### [STUDY MATERIAL]
--- START ---
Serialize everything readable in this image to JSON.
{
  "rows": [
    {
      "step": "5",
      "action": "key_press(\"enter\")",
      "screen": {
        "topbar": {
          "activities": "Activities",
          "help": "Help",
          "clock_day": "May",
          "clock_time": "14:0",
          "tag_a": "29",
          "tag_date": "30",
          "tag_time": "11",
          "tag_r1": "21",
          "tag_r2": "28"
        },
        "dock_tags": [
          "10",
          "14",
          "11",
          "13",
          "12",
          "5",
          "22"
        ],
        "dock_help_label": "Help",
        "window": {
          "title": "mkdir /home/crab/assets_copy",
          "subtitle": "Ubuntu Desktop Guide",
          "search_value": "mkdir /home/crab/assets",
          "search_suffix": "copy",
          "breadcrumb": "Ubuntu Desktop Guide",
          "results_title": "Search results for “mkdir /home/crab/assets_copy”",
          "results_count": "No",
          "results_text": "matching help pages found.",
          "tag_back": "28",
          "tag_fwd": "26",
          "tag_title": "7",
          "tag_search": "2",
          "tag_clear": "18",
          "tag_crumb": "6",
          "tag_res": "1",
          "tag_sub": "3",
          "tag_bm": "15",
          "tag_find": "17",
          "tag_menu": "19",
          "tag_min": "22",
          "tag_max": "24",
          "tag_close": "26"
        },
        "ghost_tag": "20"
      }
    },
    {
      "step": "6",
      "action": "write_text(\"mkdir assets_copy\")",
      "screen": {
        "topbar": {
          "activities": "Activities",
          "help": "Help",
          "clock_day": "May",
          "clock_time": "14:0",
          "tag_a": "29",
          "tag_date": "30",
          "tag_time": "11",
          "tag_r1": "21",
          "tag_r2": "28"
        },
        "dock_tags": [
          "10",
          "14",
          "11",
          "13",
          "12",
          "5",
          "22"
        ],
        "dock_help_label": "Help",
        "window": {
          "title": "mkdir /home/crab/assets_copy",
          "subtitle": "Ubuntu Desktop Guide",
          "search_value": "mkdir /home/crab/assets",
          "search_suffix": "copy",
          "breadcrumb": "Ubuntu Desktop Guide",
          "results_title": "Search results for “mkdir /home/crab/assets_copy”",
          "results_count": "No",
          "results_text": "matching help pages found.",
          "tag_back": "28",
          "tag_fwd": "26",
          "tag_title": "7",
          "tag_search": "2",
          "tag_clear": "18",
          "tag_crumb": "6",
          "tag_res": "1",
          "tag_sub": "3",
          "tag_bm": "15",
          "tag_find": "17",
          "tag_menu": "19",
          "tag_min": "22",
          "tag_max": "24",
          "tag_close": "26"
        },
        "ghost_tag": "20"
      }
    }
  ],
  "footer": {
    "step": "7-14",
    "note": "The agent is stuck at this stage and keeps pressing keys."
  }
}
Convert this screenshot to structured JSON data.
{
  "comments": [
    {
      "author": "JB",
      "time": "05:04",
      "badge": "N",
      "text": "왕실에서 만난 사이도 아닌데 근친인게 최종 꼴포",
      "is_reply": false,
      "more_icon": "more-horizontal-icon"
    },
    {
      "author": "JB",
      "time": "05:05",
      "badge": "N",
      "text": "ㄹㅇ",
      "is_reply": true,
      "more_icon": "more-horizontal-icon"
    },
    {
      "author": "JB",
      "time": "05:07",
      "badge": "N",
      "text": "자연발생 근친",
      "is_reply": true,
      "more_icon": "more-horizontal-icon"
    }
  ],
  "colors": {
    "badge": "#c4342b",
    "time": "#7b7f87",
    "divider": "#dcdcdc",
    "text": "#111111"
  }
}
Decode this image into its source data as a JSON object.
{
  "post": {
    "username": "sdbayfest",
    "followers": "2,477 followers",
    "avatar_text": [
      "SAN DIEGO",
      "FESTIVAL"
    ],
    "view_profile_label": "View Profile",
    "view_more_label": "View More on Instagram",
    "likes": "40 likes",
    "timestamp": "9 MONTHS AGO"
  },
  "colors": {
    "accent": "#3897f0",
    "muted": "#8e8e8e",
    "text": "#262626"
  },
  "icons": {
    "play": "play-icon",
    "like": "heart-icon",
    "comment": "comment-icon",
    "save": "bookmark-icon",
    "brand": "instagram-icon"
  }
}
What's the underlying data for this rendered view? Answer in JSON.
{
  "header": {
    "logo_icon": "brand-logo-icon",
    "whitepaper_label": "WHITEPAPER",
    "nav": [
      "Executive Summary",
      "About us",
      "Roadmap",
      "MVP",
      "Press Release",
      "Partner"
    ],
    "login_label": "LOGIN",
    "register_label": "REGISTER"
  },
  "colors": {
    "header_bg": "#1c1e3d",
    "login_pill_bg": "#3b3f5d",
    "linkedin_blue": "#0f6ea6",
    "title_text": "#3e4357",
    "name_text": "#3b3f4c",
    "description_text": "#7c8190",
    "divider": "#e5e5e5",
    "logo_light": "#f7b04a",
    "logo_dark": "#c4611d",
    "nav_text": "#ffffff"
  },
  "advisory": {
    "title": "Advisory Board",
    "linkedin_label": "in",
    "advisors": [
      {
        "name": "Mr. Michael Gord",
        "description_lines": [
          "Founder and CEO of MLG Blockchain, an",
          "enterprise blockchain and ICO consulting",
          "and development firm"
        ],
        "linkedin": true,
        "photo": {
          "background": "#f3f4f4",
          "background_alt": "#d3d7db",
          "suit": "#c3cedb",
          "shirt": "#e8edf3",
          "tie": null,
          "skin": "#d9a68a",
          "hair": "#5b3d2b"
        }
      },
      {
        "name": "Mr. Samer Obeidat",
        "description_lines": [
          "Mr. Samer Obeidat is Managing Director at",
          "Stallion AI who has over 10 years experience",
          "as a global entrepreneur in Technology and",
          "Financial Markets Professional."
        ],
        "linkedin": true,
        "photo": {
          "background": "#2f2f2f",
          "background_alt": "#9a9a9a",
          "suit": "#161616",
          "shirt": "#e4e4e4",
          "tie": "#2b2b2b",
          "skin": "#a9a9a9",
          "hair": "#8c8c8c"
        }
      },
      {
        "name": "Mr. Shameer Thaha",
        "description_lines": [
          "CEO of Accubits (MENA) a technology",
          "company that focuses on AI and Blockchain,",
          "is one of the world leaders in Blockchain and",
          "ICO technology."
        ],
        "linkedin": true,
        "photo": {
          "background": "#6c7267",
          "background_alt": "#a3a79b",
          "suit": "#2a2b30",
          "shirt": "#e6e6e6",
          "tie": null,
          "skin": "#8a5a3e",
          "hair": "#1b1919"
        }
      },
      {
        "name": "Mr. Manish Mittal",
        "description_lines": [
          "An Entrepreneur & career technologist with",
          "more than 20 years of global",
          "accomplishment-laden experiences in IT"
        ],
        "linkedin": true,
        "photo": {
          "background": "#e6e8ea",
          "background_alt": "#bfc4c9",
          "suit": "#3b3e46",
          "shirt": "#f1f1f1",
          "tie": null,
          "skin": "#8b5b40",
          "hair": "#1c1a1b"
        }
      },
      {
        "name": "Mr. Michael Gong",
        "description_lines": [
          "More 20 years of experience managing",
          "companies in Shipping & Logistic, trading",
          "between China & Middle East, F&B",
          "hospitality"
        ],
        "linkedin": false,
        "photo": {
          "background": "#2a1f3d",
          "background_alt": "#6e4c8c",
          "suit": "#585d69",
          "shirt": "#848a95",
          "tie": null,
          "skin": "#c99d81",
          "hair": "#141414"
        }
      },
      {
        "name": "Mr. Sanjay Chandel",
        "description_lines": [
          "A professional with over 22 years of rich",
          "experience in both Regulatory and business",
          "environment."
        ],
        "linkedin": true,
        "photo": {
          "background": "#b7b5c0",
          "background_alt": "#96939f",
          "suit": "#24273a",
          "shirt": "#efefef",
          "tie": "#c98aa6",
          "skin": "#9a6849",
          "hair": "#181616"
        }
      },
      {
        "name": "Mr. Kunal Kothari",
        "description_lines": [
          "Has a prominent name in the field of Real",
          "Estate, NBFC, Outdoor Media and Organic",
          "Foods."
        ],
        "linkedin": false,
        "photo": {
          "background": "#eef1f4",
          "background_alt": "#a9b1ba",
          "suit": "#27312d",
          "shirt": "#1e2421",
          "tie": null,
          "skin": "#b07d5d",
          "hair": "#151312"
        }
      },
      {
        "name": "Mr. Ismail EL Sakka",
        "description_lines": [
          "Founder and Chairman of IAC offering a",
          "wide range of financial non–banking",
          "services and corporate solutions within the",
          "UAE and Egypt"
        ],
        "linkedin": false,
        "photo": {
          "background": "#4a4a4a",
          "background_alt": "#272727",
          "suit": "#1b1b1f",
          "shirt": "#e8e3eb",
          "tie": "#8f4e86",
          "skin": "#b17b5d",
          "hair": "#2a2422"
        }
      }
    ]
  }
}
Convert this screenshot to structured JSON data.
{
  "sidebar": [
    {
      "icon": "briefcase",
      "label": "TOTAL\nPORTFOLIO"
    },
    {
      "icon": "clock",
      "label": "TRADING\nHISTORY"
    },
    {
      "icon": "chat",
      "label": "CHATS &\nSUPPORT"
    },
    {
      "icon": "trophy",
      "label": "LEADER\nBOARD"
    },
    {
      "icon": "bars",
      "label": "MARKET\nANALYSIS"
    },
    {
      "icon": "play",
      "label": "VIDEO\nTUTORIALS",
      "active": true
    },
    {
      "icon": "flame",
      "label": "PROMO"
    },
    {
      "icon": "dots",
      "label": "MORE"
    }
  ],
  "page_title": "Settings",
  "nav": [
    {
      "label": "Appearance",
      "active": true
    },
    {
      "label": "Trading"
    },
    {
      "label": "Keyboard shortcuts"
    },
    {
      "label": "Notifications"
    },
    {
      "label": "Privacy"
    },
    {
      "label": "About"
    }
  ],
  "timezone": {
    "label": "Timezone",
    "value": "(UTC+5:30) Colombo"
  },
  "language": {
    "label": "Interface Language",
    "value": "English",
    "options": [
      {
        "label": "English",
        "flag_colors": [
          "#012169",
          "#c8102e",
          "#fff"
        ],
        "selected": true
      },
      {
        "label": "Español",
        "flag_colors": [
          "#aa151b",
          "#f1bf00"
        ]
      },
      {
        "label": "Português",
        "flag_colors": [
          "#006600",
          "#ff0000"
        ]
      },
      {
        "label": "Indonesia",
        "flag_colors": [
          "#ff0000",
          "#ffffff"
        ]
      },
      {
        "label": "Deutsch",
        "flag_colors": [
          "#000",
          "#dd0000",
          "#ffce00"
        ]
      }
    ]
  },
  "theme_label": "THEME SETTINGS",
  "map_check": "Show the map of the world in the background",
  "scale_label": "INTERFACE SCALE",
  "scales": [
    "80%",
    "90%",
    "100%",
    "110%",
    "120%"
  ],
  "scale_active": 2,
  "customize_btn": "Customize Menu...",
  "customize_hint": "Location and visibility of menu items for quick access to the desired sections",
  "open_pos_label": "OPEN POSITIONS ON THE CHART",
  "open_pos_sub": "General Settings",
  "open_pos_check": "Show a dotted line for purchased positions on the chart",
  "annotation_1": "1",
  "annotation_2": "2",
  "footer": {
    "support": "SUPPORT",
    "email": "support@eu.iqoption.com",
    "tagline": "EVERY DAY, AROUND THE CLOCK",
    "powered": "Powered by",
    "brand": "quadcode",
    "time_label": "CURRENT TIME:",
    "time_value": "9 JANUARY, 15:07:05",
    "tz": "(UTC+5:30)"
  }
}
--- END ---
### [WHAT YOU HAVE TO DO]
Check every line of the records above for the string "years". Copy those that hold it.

### [EXERCISE ANSWER]
          "Stallion AI who has over 10 years experience",
          "more than 20 years of global",
          "More 20 years of experience managing",
          "A professional with over 22 years of rich",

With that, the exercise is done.